So the hard part, after you figure out what Jesus would do, is doing it.
To “practice what we preach,” to “walk the walk as well as talk the talk” is where we pretty consistently fail, and why we need grace and forgiveness to keep trying. And the good news is that is exactly what we get from our God, grace and forgiveness.
In the cross of Jesus Christ, God does for us what we cannot do for ourselves, and saves us from ourselves, among other things, such as sin and death.
All ministers, you and me, lay or ordained, even Rebecca, fail at being consistently Christ-like. But the wisest ministers know that our ministry is at its most faithful when we realize that it is not about us, when we get out of our own way, as Jesus did, to be a servant, as he was a servant, to serve as he served, to love as he loved, and to be a person for others.
And here’s the beautiful thing: if you follow this recipe you don’t really lose yourself at all, you will actually find yourself. Only the empty can be filled with the new life God wants for us. Jesus said, “I came that you might have life, and have it in abundance.” (John 10:10)
Because this self- emptying doesn’t mean we lose our personalities or our personal identities. On the contrary, when our love bends toward God and others, as those sunflowers bend toward the sun, when we lose ourselves in service, when we live for others, we are most ourselves, our own true best selves as God intended us to be.
Just as Jesus’ exalted lordship is ultimately revealed in his humble servant-hood.
Let us listen to it again:
“Let the same mind be in you that was in Christ Jesus,
who, though he was in the form of God,
did not regard equality with God
as something to be exploited,
but emptied himself,
taking the form of a servant
being born in human likeness.
And being found in human form,
he humbled himself
and became obedient to the point of death—
even death on a cross.
Therefore God also highly exalted him
and gave him the name
that is above every name,
so that at the name of Jesus
every knee should bend,
in heaven and on earth and under the earth,
and every tongue should confess
that Jesus Christ is Lord,
to the glory of God the Father.”
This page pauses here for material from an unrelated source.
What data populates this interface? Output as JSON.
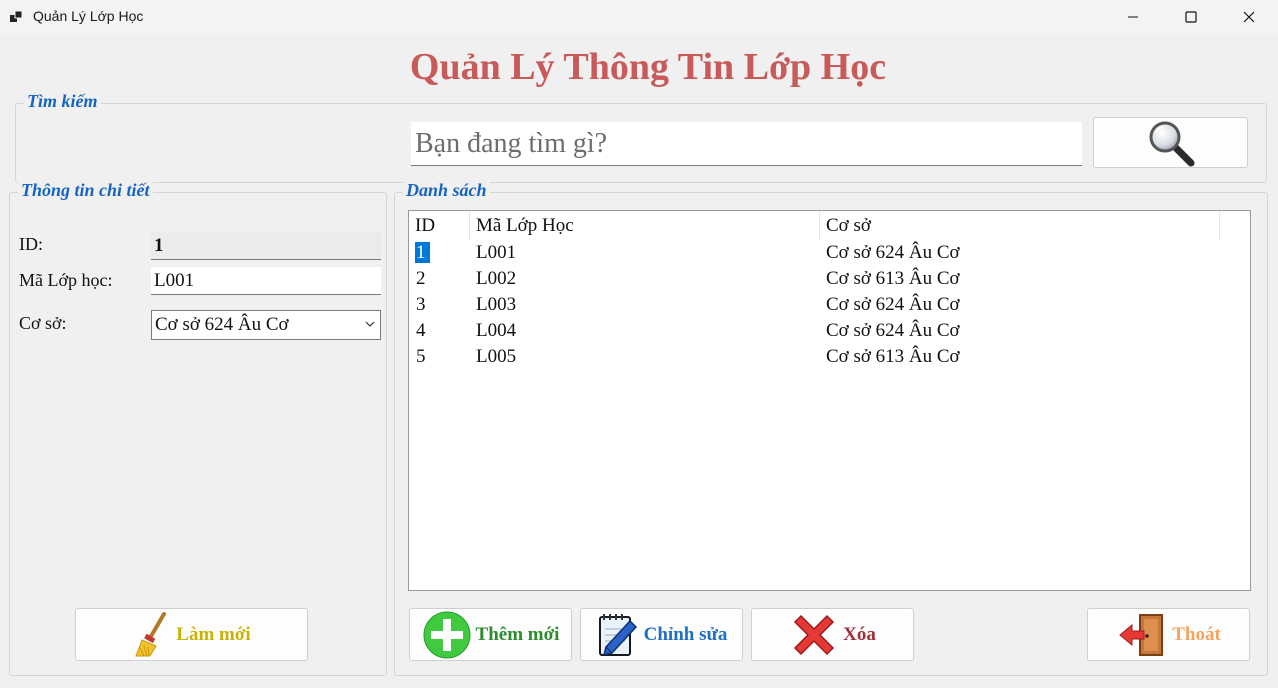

And let the people say: Amen.
I preached this sermon at the Ordination of my daughter, Rebecca Megan Floyd, on June 9, 2013, at the Green’s Farms Congregational Church, UCC, in Westport, Connecticut.